On a bigger scale, at the Trooping of the Colour earlier this year, in June, all the royal women wore shades of blue. Perhaps blue was chosen because it “communicates you are in a position of authority, trustworthy, reliable and can be depended on” in colour psychology, according to Karen Haller, behavioural colour psychologist and author of The Little Book of Colour.
In an interview with MyLondon, Karen noted that the royals often wear the same colour when they are together. She said at the time: “The Cambridges are showing they are coming together as a family when they wear the same hue, representing themselves as a cohesive unit.”
This seemed to be the case last week at Westminster Abbey – the Royal Family showed a united front, but not necessarily in the face of adversity or threat as it has been reported this week.
Celebrity stylist Miranda added: “It was simply a fashion flex of resilience, showing the world that they shall not be brought down, and that they shall keep calm and carry on while looking elegant and stylish in the process.”
Another reason why the family decided on one colour, and burgundy specifically, could be because it is not only festive, but also Pantone’s colour of the year.
Head of e-commerce at luxury cashmere brand N.Peal, Jo McLaren, offered her expertise, telling Express.co.uk: “Pantone’s colour of 2023 would have definitely influenced the united display of burgundy by the royals last week.
“Last year, Kate Middleton opted for a bold shade of red for the concert, this year that doesn’t feel apt after the passing of the Queen and the current tribulations that the royals are experiencing.

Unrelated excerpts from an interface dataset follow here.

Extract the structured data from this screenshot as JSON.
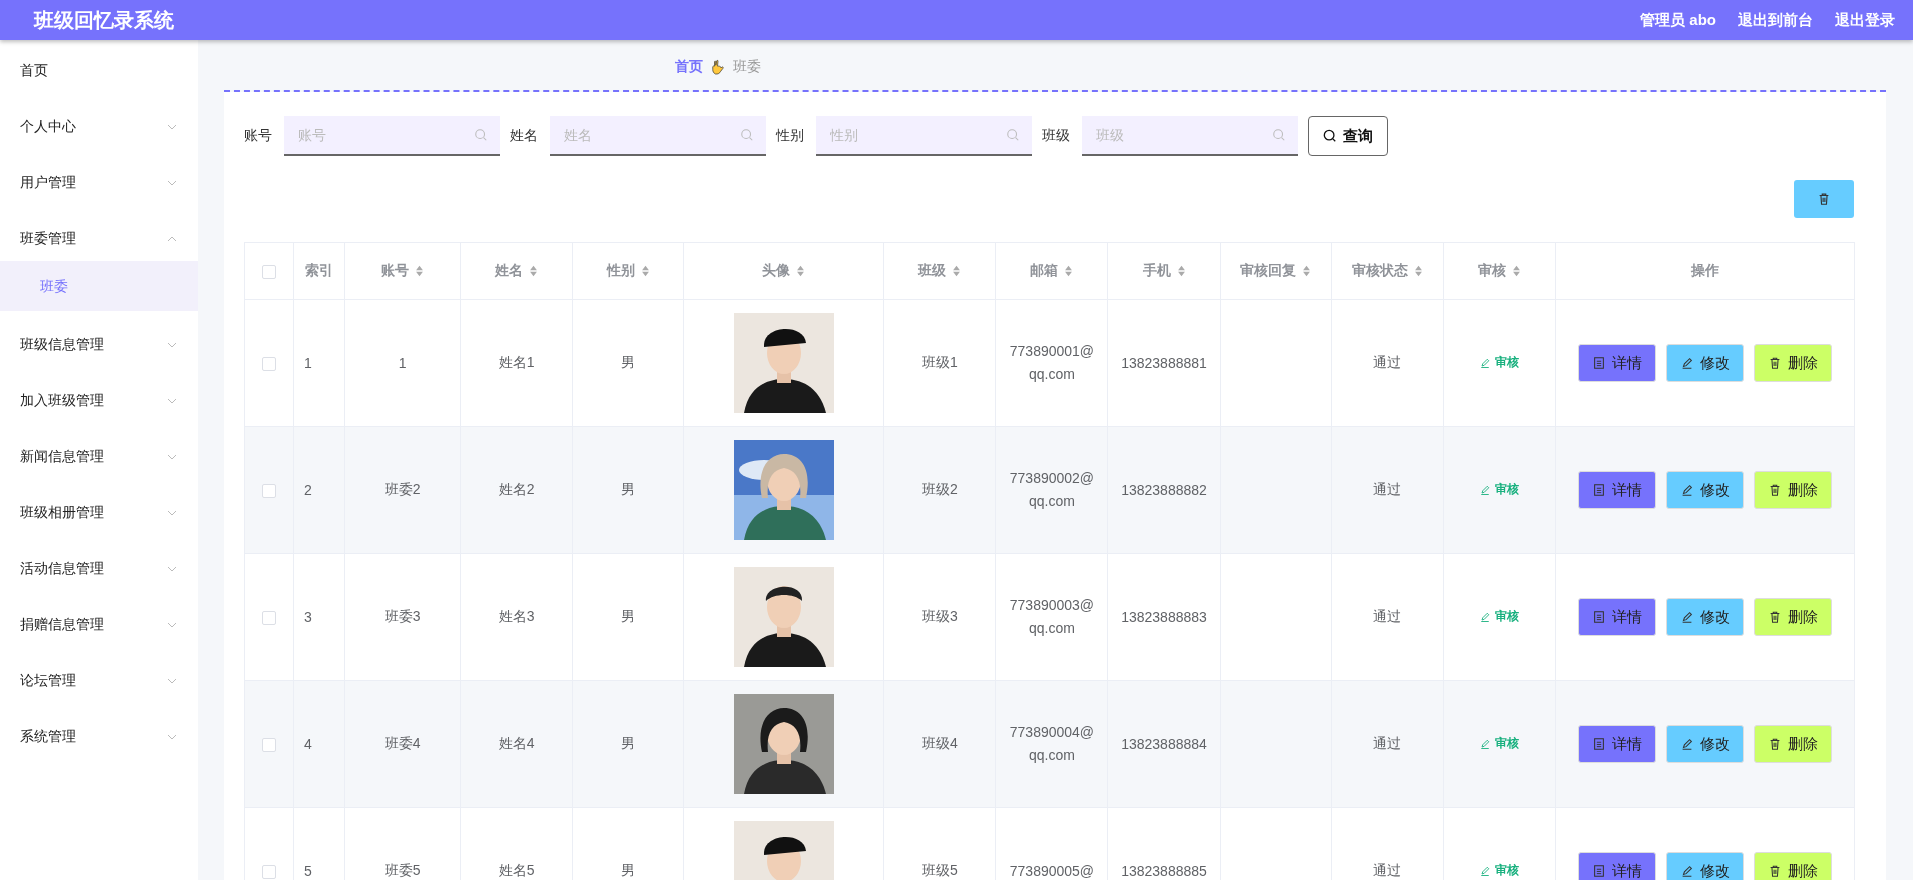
{
  "header": {
    "title": "班级回忆录系统",
    "links": [
      "管理员 abo",
      "退出到前台",
      "退出登录"
    ]
  },
  "sidebar": {
    "items": [
      {
        "label": "首页",
        "kind": "link",
        "selected": false
      },
      {
        "label": "个人中心",
        "kind": "submenu",
        "expanded": false,
        "selected": false
      },
      {
        "label": "用户管理",
        "kind": "submenu",
        "expanded": false,
        "selected": false
      },
      {
        "label": "班委管理",
        "kind": "submenu",
        "expanded": true,
        "selected": false,
        "children": [
          {
            "label": "班委",
            "selected": true
          }
        ]
      },
      {
        "label": "班级信息管理",
        "kind": "submenu",
        "expanded": false,
        "selected": false
      },
      {
        "label": "加入班级管理",
        "kind": "submenu",
        "expanded": false,
        "selected": false
      },
      {
        "label": "新闻信息管理",
        "kind": "submenu",
        "expanded": false,
        "selected": false
      },
      {
        "label": "班级相册管理",
        "kind": "submenu",
        "expanded": false,
        "selected": false
      },
      {
        "label": "活动信息管理",
        "kind": "submenu",
        "expanded": false,
        "selected": false
      },
      {
        "label": "捐赠信息管理",
        "kind": "submenu",
        "expanded": false,
        "selected": false
      },
      {
        "label": "论坛管理",
        "kind": "submenu",
        "expanded": false,
        "selected": false
      },
      {
        "label": "系统管理",
        "kind": "submenu",
        "expanded": false,
        "selected": false
      }
    ]
  },
  "breadcrumb": [
    {
      "label": "首页",
      "selected": false
    },
    {
      "label": "班委",
      "selected": true
    }
  ],
  "filters": [
    {
      "label": "账号",
      "placeholder": "账号"
    },
    {
      "label": "姓名",
      "placeholder": "姓名"
    },
    {
      "label": "性别",
      "placeholder": "性别"
    },
    {
      "label": "班级",
      "placeholder": "班级"
    }
  ],
  "query_button": "查询",
  "table": {
    "select_all": {
      "checked": false
    },
    "columns": [
      {
        "label": "索引",
        "sortable": false
      },
      {
        "label": "账号",
        "sortable": true
      },
      {
        "label": "姓名",
        "sortable": true
      },
      {
        "label": "性别",
        "sortable": true
      },
      {
        "label": "头像",
        "sortable": true
      },
      {
        "label": "班级",
        "sortable": true
      },
      {
        "label": "邮箱",
        "sortable": true
      },
      {
        "label": "手机",
        "sortable": true
      },
      {
        "label": "审核回复",
        "sortable": true
      },
      {
        "label": "审核状态",
        "sortable": true
      },
      {
        "label": "审核",
        "sortable": true
      },
      {
        "label": "操作",
        "sortable": false
      }
    ],
    "rows": [
      {
        "checked": false,
        "index": "1",
        "account": "1",
        "name": "姓名1",
        "gender": "男",
        "avatar": {
          "kind": "picture"
        },
        "class": "班级1",
        "email": "773890001@qq.com",
        "phone": "13823888881",
        "status": "通过",
        "audit": "审核",
        "actions": [
          {
            "label": "详情",
            "color": "#7672fc"
          },
          {
            "label": "修改",
            "color": "#66ccff"
          },
          {
            "label": "删除",
            "color": "#ccff66"
          }
        ]
      },
      {
        "checked": false,
        "index": "2",
        "account": "班委2",
        "name": "姓名2",
        "gender": "男",
        "avatar": {
          "kind": "picture"
        },
        "class": "班级2",
        "email": "773890002@qq.com",
        "phone": "13823888882",
        "status": "通过",
        "audit": "审核",
        "actions": [
          {
            "label": "详情",
            "color": "#7672fc"
          },
          {
            "label": "修改",
            "color": "#66ccff"
          },
          {
            "label": "删除",
            "color": "#ccff66"
          }
        ]
      },
      {
        "checked": false,
        "index": "3",
        "account": "班委3",
        "name": "姓名3",
        "gender": "男",
        "avatar": {
          "kind": "picture"
        },
        "class": "班级3",
        "email": "773890003@qq.com",
        "phone": "13823888883",
        "status": "通过",
        "audit": "审核",
        "actions": [
          {
            "label": "详情",
            "color": "#7672fc"
          },
          {
            "label": "修改",
            "color": "#66ccff"
          },
          {
            "label": "删除",
            "color": "#ccff66"
          }
        ]
      },
      {
        "checked": false,
        "index": "4",
        "account": "班委4",
        "name": "姓名4",
        "gender": "男",
        "avatar": {
          "kind": "picture"
        },
        "class": "班级4",
        "email": "773890004@qq.com",
        "phone": "13823888884",
        "status": "通过",
        "audit": "审核",
        "actions": [
          {
            "label": "详情",
            "color": "#7672fc"
          },
          {
            "label": "修改",
            "color": "#66ccff"
          },
          {
            "label": "删除",
            "color": "#ccff66"
          }
        ]
      },
      {
        "checked": false,
        "index": "5",
        "account": "班委5",
        "name": "姓名5",
        "gender": "男",
        "avatar": {
          "kind": "picture"
        },
        "class": "班级5",
        "email": "773890005@",
        "phone": "13823888885",
        "status": "通过",
        "audit": "审核",
        "actions": [
          {
            "label": "详情",
            "color": "#7672fc"
          },
          {
            "label": "修改",
            "color": "#66ccff"
          },
          {
            "label": "删除",
            "color": "#ccff66"
          }
        ]
      }
    ]
  }
}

“Whilst still being festive, burgundy is more sedate and considered than red. It shows a greater emotional depth, maturity and a deeper sense of composure which is exactly what the royals are keen to show the world right now, in a more unified way than ever before.”

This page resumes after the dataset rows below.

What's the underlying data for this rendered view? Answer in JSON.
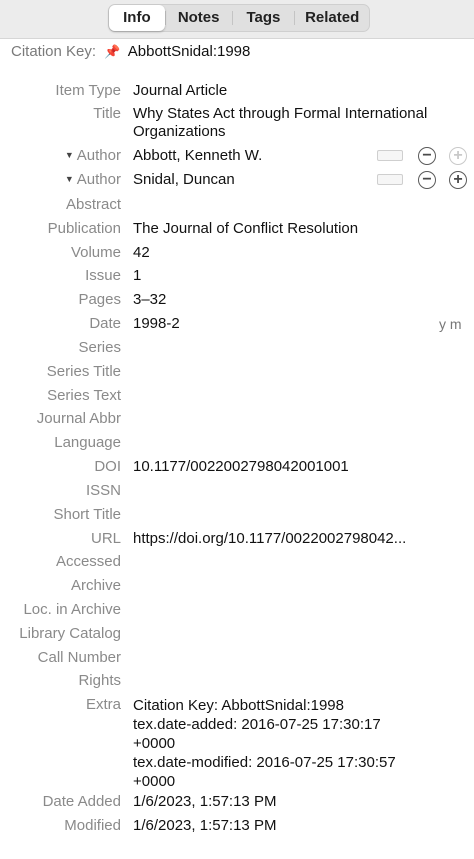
{
  "tabs": [
    "Info",
    "Notes",
    "Tags",
    "Related"
  ],
  "citation_key": {
    "label": "Citation Key:",
    "value": "AbbottSnidal:1998"
  },
  "fields": {
    "item_type": {
      "label": "Item Type",
      "value": "Journal Article"
    },
    "title": {
      "label": "Title",
      "value": "Why States Act through Formal International Organizations"
    },
    "author1": {
      "label": "Author",
      "value": "Abbott, Kenneth W."
    },
    "author2": {
      "label": "Author",
      "value": "Snidal, Duncan"
    },
    "abstract": {
      "label": "Abstract",
      "value": ""
    },
    "publication": {
      "label": "Publication",
      "value": "The Journal of Conflict Resolution"
    },
    "volume": {
      "label": "Volume",
      "value": "42"
    },
    "issue": {
      "label": "Issue",
      "value": "1"
    },
    "pages": {
      "label": "Pages",
      "value": "3–32"
    },
    "date": {
      "label": "Date",
      "value": "1998-2",
      "hint": "y m"
    },
    "series": {
      "label": "Series",
      "value": ""
    },
    "series_title": {
      "label": "Series Title",
      "value": ""
    },
    "series_text": {
      "label": "Series Text",
      "value": ""
    },
    "journal_abbr": {
      "label": "Journal Abbr",
      "value": ""
    },
    "language": {
      "label": "Language",
      "value": ""
    },
    "doi": {
      "label": "DOI",
      "value": "10.1177/0022002798042001001"
    },
    "issn": {
      "label": "ISSN",
      "value": ""
    },
    "short_title": {
      "label": "Short Title",
      "value": ""
    },
    "url": {
      "label": "URL",
      "value": "https://doi.org/10.1177/0022002798042..."
    },
    "accessed": {
      "label": "Accessed",
      "value": ""
    },
    "archive": {
      "label": "Archive",
      "value": ""
    },
    "loc_in_archive": {
      "label": "Loc. in Archive",
      "value": ""
    },
    "library_catalog": {
      "label": "Library Catalog",
      "value": ""
    },
    "call_number": {
      "label": "Call Number",
      "value": ""
    },
    "rights": {
      "label": "Rights",
      "value": ""
    },
    "extra": {
      "label": "Extra",
      "value": "Citation Key: AbbottSnidal:1998\ntex.date-added: 2016-07-25 17:30:17\n+0000\ntex.date-modified: 2016-07-25 17:30:57\n+0000"
    },
    "date_added": {
      "label": "Date Added",
      "value": "1/6/2023, 1:57:13 PM"
    },
    "modified": {
      "label": "Modified",
      "value": "1/6/2023, 1:57:13 PM"
    }
  },
  "icons": {
    "pin": "pin-icon",
    "disclosure": "triangle-down-icon",
    "remove": "minus-circle-icon",
    "add": "plus-circle-icon"
  }
}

Like Miranda, Meghan Markle too has said in the past that it seems one royal sartorial rule is that junior royals are not permitted to wear the same colour as a senior royal to a joint engagement.
In Netflix’s Harry & Meghan, the Duchess of Sussex said: “To my understanding, you can’t ever wear the same colour as Her Majesty, if there’s a group event. But then you also should never be wearing the same colour as one of the other more senior members of the family.”
However, royal fashion expert and author of HRH: So Many Thoughts on Royal Style, Elizabeth Holmes, noted that many royal fashion rules are “myths”.
“There’s this expectation on how they look with this need to be stylish but sensible, fancy but frugal. It’s a very fine line that they are walking,” Elizabeth told Insider in an interview.
In her book, the author went on to say that while there are some royal style protocols, most of them are not true and are just part of a “broader cultural insistence on sophisticated modesty, an expectation that they be composed and presentable at all times”.
Elizabeth added that the royals have many stylists who would never allow them to intentionally break a written fashion rule. Their job is also to prevent any fashion faux pas.
She said: “These women [female royals] are very famous, but they are not celebrities with free agencies. They cannot do or say what they please. They are working on behalf of the family and the Crown.”